• **DATA**:
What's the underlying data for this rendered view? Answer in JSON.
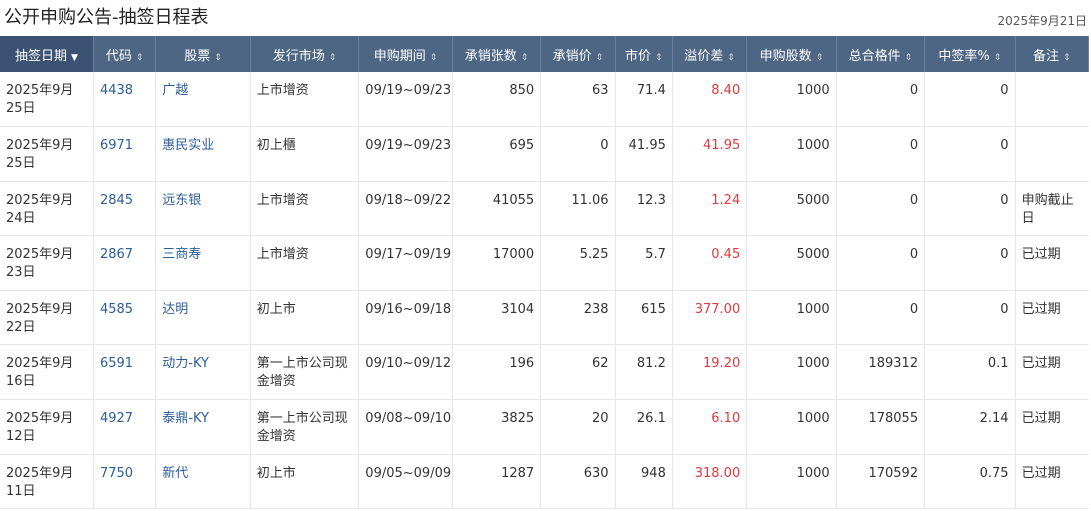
{
  "page": {
    "title": "公开申购公告-抽签日程表",
    "date": "2025年9月21日"
  },
  "columns": [
    {
      "label": "抽签日期",
      "sort": "▼"
    },
    {
      "label": "代码",
      "sort": "⇕"
    },
    {
      "label": "股票",
      "sort": "⇕"
    },
    {
      "label": "发行市场",
      "sort": "⇕"
    },
    {
      "label": "申购期间",
      "sort": "⇕"
    },
    {
      "label": "承销张数",
      "sort": "⇕"
    },
    {
      "label": "承销价",
      "sort": "⇕"
    },
    {
      "label": "市价",
      "sort": "⇕"
    },
    {
      "label": "溢价差",
      "sort": "⇕"
    },
    {
      "label": "申购股数",
      "sort": "⇕"
    },
    {
      "label": "总合格件",
      "sort": "⇕"
    },
    {
      "label": "中签率%",
      "sort": "⇕"
    },
    {
      "label": "备注",
      "sort": "⇕"
    }
  ],
  "rows": [
    {
      "date": "2025年9月25日",
      "code": "4438",
      "stock": "广越",
      "market": "上市增资",
      "period": "09/19~09/23",
      "lots": "850",
      "price": "63",
      "market_price": "71.4",
      "spread": "8.40",
      "shares": "1000",
      "qualified": "0",
      "rate": "0",
      "note": ""
    },
    {
      "date": "2025年9月25日",
      "code": "6971",
      "stock": "惠民实业",
      "market": "初上櫃",
      "period": "09/19~09/23",
      "lots": "695",
      "price": "0",
      "market_price": "41.95",
      "spread": "41.95",
      "shares": "1000",
      "qualified": "0",
      "rate": "0",
      "note": ""
    },
    {
      "date": "2025年9月24日",
      "code": "2845",
      "stock": "远东银",
      "market": "上市增资",
      "period": "09/18~09/22",
      "lots": "41055",
      "price": "11.06",
      "market_price": "12.3",
      "spread": "1.24",
      "shares": "5000",
      "qualified": "0",
      "rate": "0",
      "note": "申购截止日"
    },
    {
      "date": "2025年9月23日",
      "code": "2867",
      "stock": "三商寿",
      "market": "上市增资",
      "period": "09/17~09/19",
      "lots": "17000",
      "price": "5.25",
      "market_price": "5.7",
      "spread": "0.45",
      "shares": "5000",
      "qualified": "0",
      "rate": "0",
      "note": "已过期"
    },
    {
      "date": "2025年9月22日",
      "code": "4585",
      "stock": "达明",
      "market": "初上市",
      "period": "09/16~09/18",
      "lots": "3104",
      "price": "238",
      "market_price": "615",
      "spread": "377.00",
      "shares": "1000",
      "qualified": "0",
      "rate": "0",
      "note": "已过期"
    },
    {
      "date": "2025年9月16日",
      "code": "6591",
      "stock": "动力-KY",
      "market": "第一上市公司现金增资",
      "period": "09/10~09/12",
      "lots": "196",
      "price": "62",
      "market_price": "81.2",
      "spread": "19.20",
      "shares": "1000",
      "qualified": "189312",
      "rate": "0.1",
      "note": "已过期"
    },
    {
      "date": "2025年9月12日",
      "code": "4927",
      "stock": "泰鼎-KY",
      "market": "第一上市公司现金增资",
      "period": "09/08~09/10",
      "lots": "3825",
      "price": "20",
      "market_price": "26.1",
      "spread": "6.10",
      "shares": "1000",
      "qualified": "178055",
      "rate": "2.14",
      "note": "已过期"
    },
    {
      "date": "2025年9月11日",
      "code": "7750",
      "stock": "新代",
      "market": "初上市",
      "period": "09/05~09/09",
      "lots": "1287",
      "price": "630",
      "market_price": "948",
      "spread": "318.00",
      "shares": "1000",
      "qualified": "170592",
      "rate": "0.75",
      "note": "已过期"
    }
  ]
}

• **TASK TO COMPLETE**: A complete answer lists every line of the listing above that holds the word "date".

• **REPLY TO THE TASK**:
    "date": "2025年9月21日"
      "date": "2025年9月25日",
      "date": "2025年9月25日",
      "date": "2025年9月24日",
      "date": "2025年9月23日",
      "date": "2025年9月22日",
      "date": "2025年9月16日",
      "date": "2025年9月12日",
      "date": "2025年9月11日",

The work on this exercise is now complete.